Ex-Wolverine Norfleet moves forward with Tuskegee
Dennis Norfleet endured a few days of homesickness, and he watched his former team play in a wildly hyped season opener, but the Detroit native is happy in a new place now, playing football and moving forward.
Norfleet, released from his Michigan scholarship by new coach Jim Harbaugh, is now a running back for the Tuskegee Golden Tigers in Alabama and earned Southern Intercollegiate Athletic Conference Newcomer of the Week honors for his performance in their season-opening 26-0 victory last week of Clark Atlanta last week.
The senior, who played for Detroit King, had 90 all-purpose yards in his first game for Tuskegee, including rushing, receiving and kick return yards. He had seven rushes — including the first carry of the game – for 27 yards, and he caught one pass for 46. Norfleet, who left Michigan as the record-holder for career kickoff return yards (2,203) returned one kickoff for 17 yards and had a 29-yard punt return called back.

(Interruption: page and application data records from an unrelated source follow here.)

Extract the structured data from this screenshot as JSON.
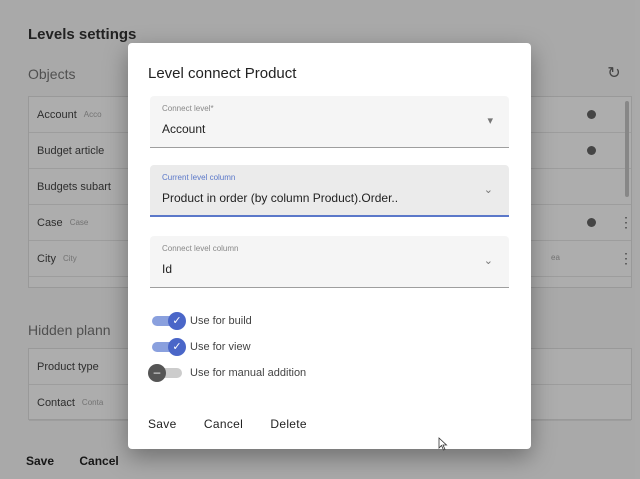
{
  "page": {
    "title": "Levels settings",
    "objects_title": "Objects",
    "hidden_title": "Hidden plann",
    "objects": [
      {
        "name": "Account",
        "sub": "Acco"
      },
      {
        "name": "Budget article",
        "sub": ""
      },
      {
        "name": "Budgets subart",
        "sub": ""
      },
      {
        "name": "Case",
        "sub": "Case"
      },
      {
        "name": "City",
        "sub": "City",
        "side": "ea"
      }
    ],
    "hidden": [
      {
        "name": "Product type",
        "sub": ""
      },
      {
        "name": "Contact",
        "sub": "Conta"
      }
    ],
    "save_label": "Save",
    "cancel_label": "Cancel"
  },
  "dialog": {
    "title": "Level connect Product",
    "fields": [
      {
        "label": "Connect level*",
        "value": "Account"
      },
      {
        "label": "Current level column",
        "value": "Product in order (by column Product).Order.."
      },
      {
        "label": "Connect level column",
        "value": "Id"
      }
    ],
    "toggles": [
      {
        "label": "Use for build",
        "on": true
      },
      {
        "label": "Use for view",
        "on": true
      },
      {
        "label": "Use for manual addition",
        "on": false
      }
    ],
    "actions": {
      "save": "Save",
      "cancel": "Cancel",
      "delete": "Delete"
    }
  },
  "icons": [
    "refresh-icon",
    "more-vert-icon",
    "chevron-down-icon",
    "check-icon",
    "minus-icon",
    "mouse-cursor-icon"
  ],
  "colors": {
    "accent": "#4a66c8",
    "focus": "#5b78c9"
  }
}
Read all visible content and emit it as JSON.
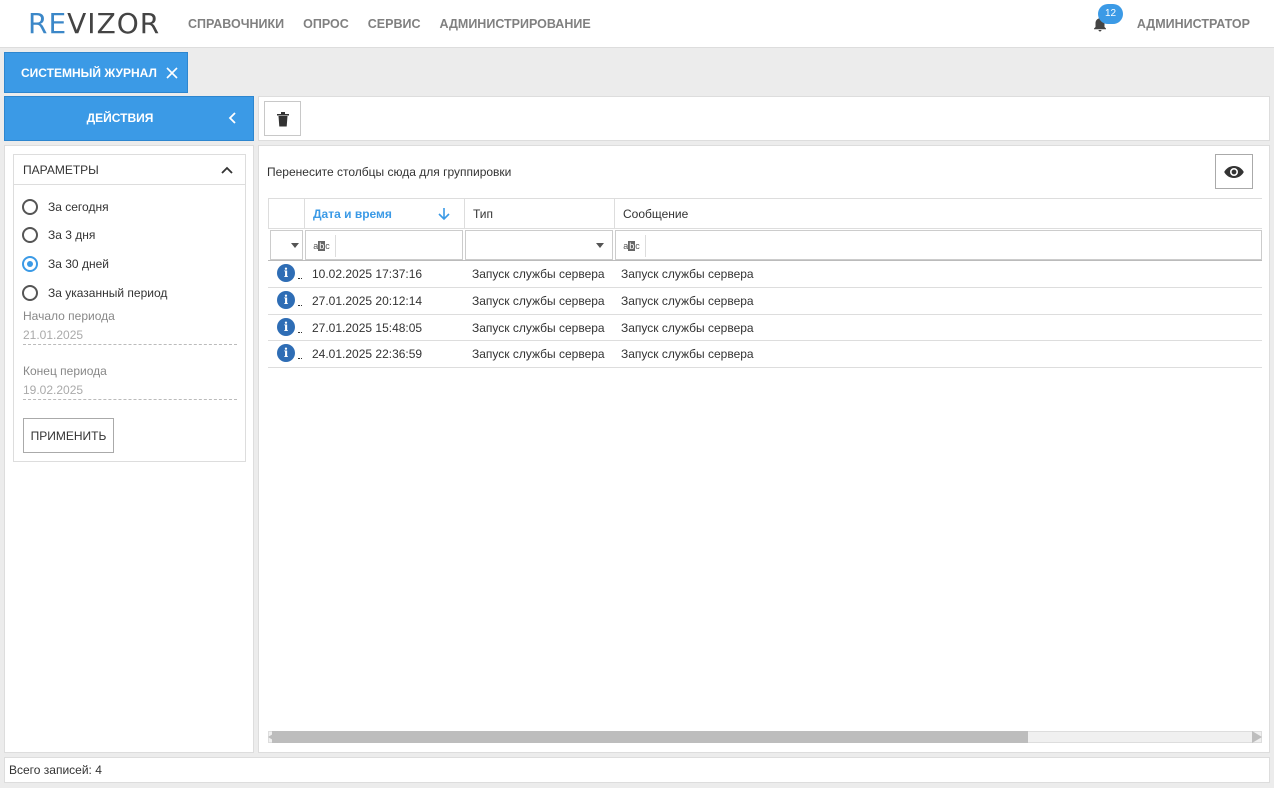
{
  "header": {
    "logo_re": "RE",
    "logo_vizor": "VIZOR",
    "nav": [
      {
        "label": "СПРАВОЧНИКИ",
        "name": "nav-directories"
      },
      {
        "label": "ОПРОС",
        "name": "nav-poll"
      },
      {
        "label": "СЕРВИС",
        "name": "nav-service"
      },
      {
        "label": "АДМИНИСТРИРОВАНИЕ",
        "name": "nav-administration"
      }
    ],
    "notification_count": "12",
    "user": "АДМИНИСТРАТОР"
  },
  "tab": {
    "label": "СИСТЕМНЫЙ ЖУРНАЛ"
  },
  "actions": {
    "label": "ДЕЙСТВИЯ"
  },
  "params": {
    "title": "ПАРАМЕТРЫ",
    "options": [
      {
        "label": "За сегодня",
        "checked": false
      },
      {
        "label": "За 3 дня",
        "checked": false
      },
      {
        "label": "За 30 дней",
        "checked": true
      },
      {
        "label": "За указанный период",
        "checked": false
      }
    ],
    "start_label": "Начало периода",
    "start_value": "21.01.2025",
    "end_label": "Конец периода",
    "end_value": "19.02.2025",
    "apply_label": "ПРИМЕНИТЬ"
  },
  "grid": {
    "group_hint": "Перенесите столбцы сюда для группировки",
    "columns": [
      "Дата и время",
      "Тип",
      "Сообщение"
    ],
    "rows": [
      {
        "datetime": "10.02.2025 17:37:16",
        "type": "Запуск службы сервера",
        "message": "Запуск службы сервера"
      },
      {
        "datetime": "27.01.2025 20:12:14",
        "type": "Запуск службы сервера",
        "message": "Запуск службы сервера"
      },
      {
        "datetime": "27.01.2025 15:48:05",
        "type": "Запуск службы сервера",
        "message": "Запуск службы сервера"
      },
      {
        "datetime": "24.01.2025 22:36:59",
        "type": "Запуск службы сервера",
        "message": "Запуск службы сервера"
      }
    ]
  },
  "status": {
    "text": "Всего записей: 4"
  },
  "colors": {
    "accent": "#3b9ae6",
    "info_icon": "#2e6db5"
  }
}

“I haven’t touched a ball since when I got done with Michigan for spring ball — that was the last time I touched the field,” Norfleet said during a telephone interview Thursday with The Detroit News. “I felt comfortable. I’ve been doing this a long time, so I knew what I was doing. It was pretty big they came to me the first play, but I was ready. I played a lot of positions at Michigan, so I’m just playing football.”
Norfleet thought he would be play his final season for the Wolverines this fall.

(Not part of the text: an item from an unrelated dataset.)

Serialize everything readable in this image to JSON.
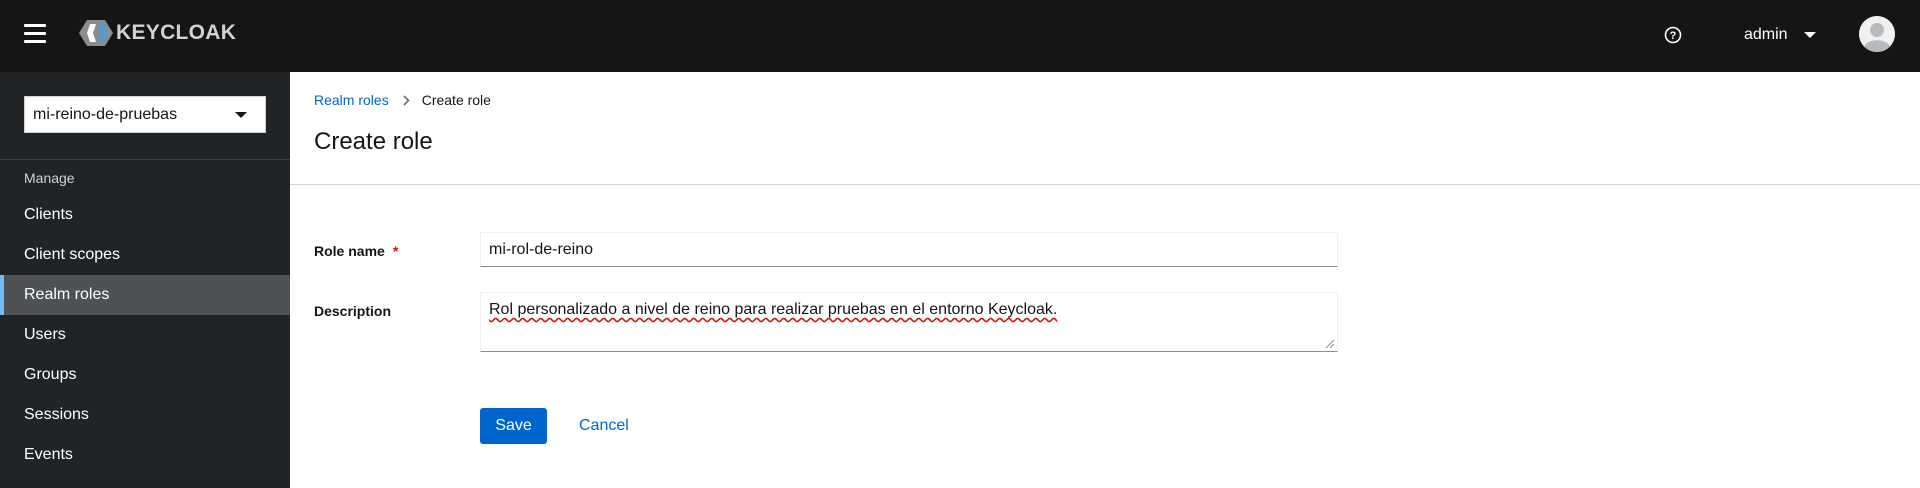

In May, King coach Dale Harvell told The News that Norfleet had been kicked out of school. Harbaugh later told reporters he had conversations with Norfleet and “a plan was put in place.” He said it was his desire that Norfleet remain at Michigan and get his degree.
For his part, Norfleet said there are no hard feelings, although he’s disappointed and misses playing with his teammates.
“To be honest, everything caught me off-guard,” Norfleet said. “It just happened. (Harbaugh and I) weren’t seeing eye to eye. Nothing real big. We had disagreements but nothing serious. He thought I was going to be ineligible, and I wasn’t. He is real big on academics. That’s one thing I can say about Jim Harbaugh — he’s going to make sure these players are going to class.”
Norfleet said Harbaugh never told him he wanted him on the team.
“I never got that at all,” Norfleet said. “The only thing I got was, come back a semester to get a degree. Not play football. He wanted me to use my scholarship. I still love Michigan, though, as a whole. Sometimes, you’ve got to move on.”
He did watch Michigan play its season opener at Utah last Thursday night.
“I enjoyed seeing my roommate (Willie Henry) play,” Norfleet said, adding he texted Henry after the game about missing a tackle. “I’m close to a lot of guys on that team.
“I still got love for Michigan, but my heart is at Tuskegee. I’m starting a new beginning, so I’m not looking back. They’re my brothers, and I’m looking for them to have a great season. It’s hard, but it’s life. At the end of the day I can continue to watch them on TV and call them and shoot them a text, but my mind is on Tuskegee.”
Norfleet arrived in Alabama in early August and said it took a few days to adjust. He missed his daughter Ana-yla’s second birthday in Detroit late last month and missed his family.
“I’m a long ways from my daughter,” said Norfleet, who said he could potentially graduate in December. “I enjoy being with her, and I spent a lot of time with her before I came down here.”
After five weeks, Norfleet has adjusted and said Tuskegee now feels like home. The Golden Tigers are preparing to play Albany State on Saturday.
“The first couple days I was homesick,” he said. “I kind of shied away from everybody for a few days. It was on me to make friends and move on from the past. I’ve been getting good vibes from everybody. It was easy (to build friendships). You work hard, and guys like you. I always work hard, and I’m starting to get close to guys.
“I’m fitting in pretty good. The guys are helping me pretty well with the plays. I ask questions, and they help, and they don’t make a big deal out of that. We’re all getting along. They keep me together.”
His new teammates have told him he talks funny, and Norfleet said they’re the ones with the strange accents. It’s all part of getting acclimated to a new environment and new teammates.
“They don’t use vowels down here,” Norfleet said, laughing.
Norfleet was always smiling when he was playing at Michigan, and he’s still smiling now at Tuskegee. He has moved on, and he’s content.
“God works in mysterious ways,” Norfleet said. “I’m playing good, I’m feeling good. Everything is going well. There’s nothing to be down about.”